Population Index, 1991-2016
The EU treated as one has one tenth of the global population—the index of human resources for the EU holds 9.63 points. The indicator has been growing thanks to the EU’s subsequent expansions.
Unlike the small changes in country sizes, in 1991-2016 significant demographic changes can be seen. In 36 per cent of the countries in that timeframe experienced a fall in the human resources index. The ones that aged the most and saw the biggest drops in population were: China (down 2.5 points), Russia (0.74 points), Japan (0.43 points), Ukraine and Germany (0.33 points each), US (0.32 points) and Great Britain (0.18). The biggest population improvements were posted by: India (by 1.18 points), Nigeria (0.59 points) and Pakistan (0.46 points).

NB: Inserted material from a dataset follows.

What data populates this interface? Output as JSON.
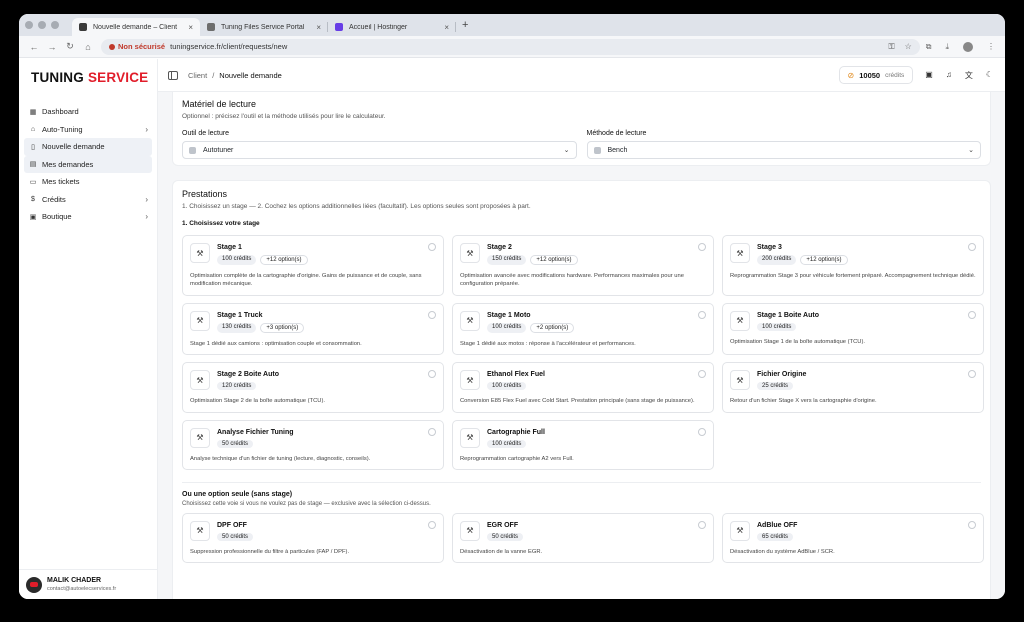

Japan has the largest indicator of demographic burden (the number of people 65+ compared to the population of productive age 18-49 years old). For every 100 people, there are 43 elderly residents. In Italy, which holds the No. 2 spot in the world there are 35, in Greece and Finland 33 and 32 in Germany in the fifth spot. Poland in ranked quite high in the ranking of ageing countries at No. 32 with 22 people. Surprisingly, Russia is further down in the 42nd place because many people do not live long enough to be considered elderly.
The countries with the smallest demographic problem in the world are: Afghanistan, Gambia, Saudi Arabia, Kuwait, Qatar, United Arab Emirates, Tajikistan and Yemen. The least demographically burdened country in Europe is Turkey (69th place), followed by Moldavia (62), Albania (50), and Slovakia (45).